I understand London Fire Brigade are expecting if AssetCo goes belly up that a bank will take over ownership of London’s fire engines. Then either negotiations will start about the brigade taking back ownership of the engines or another bidder – and the rumour is it might be Babcock who already have  firefighter training centres and run Firebuy’s emergency vehicles – could take over.

No wonder Matt Wrack, general secretary of the FBU, is demanding assurances from Bob Neill, the fire minister.

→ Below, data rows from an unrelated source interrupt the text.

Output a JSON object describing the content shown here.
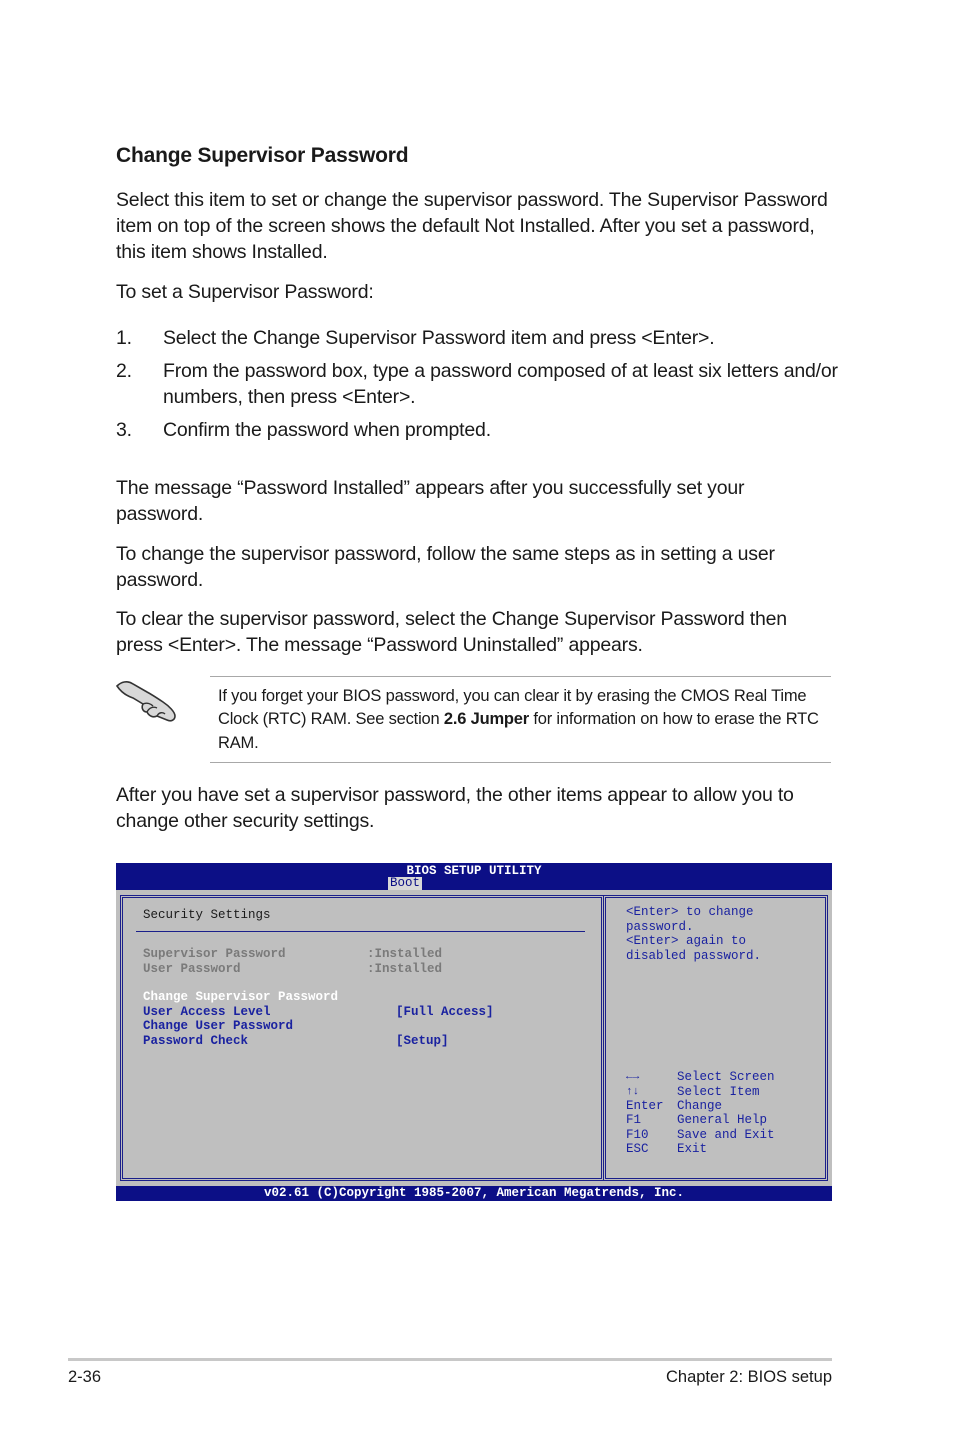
{
  "section": {
    "title": "Change Supervisor Password",
    "intro": "Select this item to set or change the supervisor password. The Supervisor Password item on top of the screen shows the default Not Installed. After you set a password, this item shows Installed.",
    "steps_heading": "To set a Supervisor Password:",
    "steps": [
      {
        "num": "1.",
        "text": "Select the Change Supervisor Password item and press <Enter>."
      },
      {
        "num": "2.",
        "text": "From the password box, type a password composed of at least six letters and/or numbers, then press <Enter>."
      },
      {
        "num": "3.",
        "text": "Confirm the password when prompted."
      }
    ],
    "para_installed": "The message “Password Installed” appears after you successfully set your password.",
    "para_change": "To change the supervisor password, follow the same steps as in setting a user password.",
    "para_clear": "To clear the supervisor password, select the Change Supervisor Password then press <Enter>. The message “Password Uninstalled” appears.",
    "note": {
      "icon": "pointing-hand-icon",
      "text_before": "If you forget your BIOS password, you can clear it by erasing the CMOS Real Time Clock (RTC) RAM. See section ",
      "text_bold": "2.6 Jumper",
      "text_after": " for information on how to erase the RTC RAM."
    },
    "para_after": "After you have set a supervisor password, the other items appear to allow you to change other security settings."
  },
  "bios": {
    "title": "BIOS SETUP UTILITY",
    "active_tab": "Boot",
    "heading": "Security Settings",
    "status_items": [
      {
        "label": "Supervisor Password",
        "value": ":Installed"
      },
      {
        "label": "User Password",
        "value": ":Installed"
      }
    ],
    "menu_items": [
      {
        "label": "Change Supervisor Password",
        "value": "",
        "selected": true
      },
      {
        "label": "User Access Level",
        "value": "[Full Access]"
      },
      {
        "label": "Change User Password",
        "value": ""
      },
      {
        "label": "Password Check",
        "value": "[Setup]"
      }
    ],
    "help_lines": [
      "<Enter> to change",
      "password.",
      "<Enter> again to",
      "disabled password."
    ],
    "keys": [
      {
        "key": "←→",
        "icon": "left-right-arrows-icon",
        "action": "Select Screen"
      },
      {
        "key": "↑↓",
        "icon": "up-down-arrows-icon",
        "action": "Select Item"
      },
      {
        "key": "Enter",
        "action": "Change"
      },
      {
        "key": "F1",
        "action": "General Help"
      },
      {
        "key": "F10",
        "action": "Save and Exit"
      },
      {
        "key": "ESC",
        "action": "Exit"
      }
    ],
    "copyright": "v02.61 (C)Copyright 1985-2007, American Megatrends, Inc.",
    "colors": {
      "header_blue": "#0c0f86",
      "panel_gray": "#bfbfbf",
      "item_blue": "#1a22a0"
    }
  },
  "footer": {
    "page": "2-36",
    "chapter": "Chapter 2: BIOS setup"
  }
}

As he put it: “The safety of Londoners, and of London’s firefighters, is in the hands of a company which could be wound up in six weeks time because of tax debts.  At the least, this will mean that there is no one to maintain London’s fire engines.  At the worst, it could mean that London forfeits its fire engines to pay AssetCo’s debts.
We have all known for some time that AssetCo was suffering from financial problems, though it is only now that I have discovered they are so serious as to put its future in doubt.  I do not know how long Councillor Brian Coleman, chair of the London Fire and Emergency Planning Authority, who is close to AssetCo’s senior management, has known the situation. ”

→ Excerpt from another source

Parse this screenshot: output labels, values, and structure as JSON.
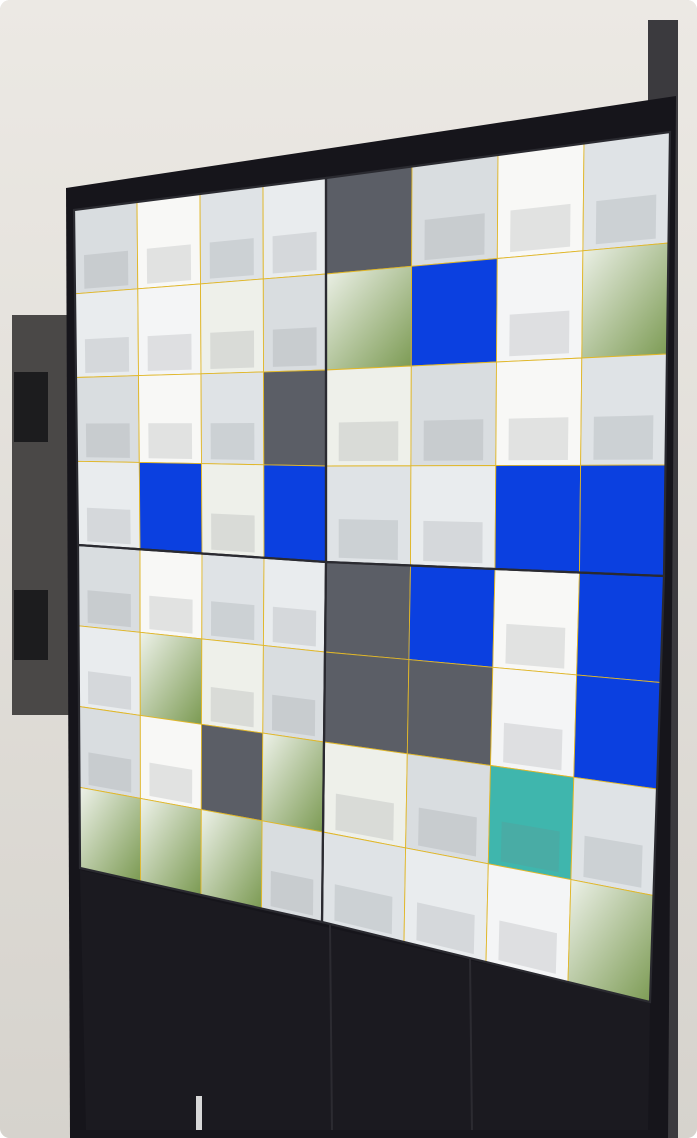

To me it is very simple. If this was publicly owned none of this would have happened. And what happens with AssetCo now could be harbinger of what is going to happen on a massive scale when everything else is sold off across the country.

Do we really want something as precious as saving lives dependent on whims of bankers and companies? The owners appear to have built up tax debts while their directors pay themselves huge salaries and get huge sums in dividends?

Londoner’s lives are more important than receiving a £350 Christmas hamper from Harvey Nicks  (as Brian Coleman has) from grateful businessmen busy making profits out of public services.

Update March 3: AssetCo is seeking to place £16m of shares at a knock down price of 10p a share – nearly a 30 per cent discount – onits closing price of 13.8 p a share last night – to urgently raise funds to payu debts ands tax bills. The offer is being underwitten by its own brokers and adviser, Arden Partners, with a promise from chief executive,John Shannon, to guarantee its overdraft. Other directors are subscribing for £116,000 worth pof the £16m shares.

The statement warns: “If the Placing does not proceed, the Directors believe that the Company will not be able to continue in its cutrrent form”.A spokesman for the company yesterday claimed it was already oversubscribed. Meanwhile the shares had fallen a further 1.5p to 12.50p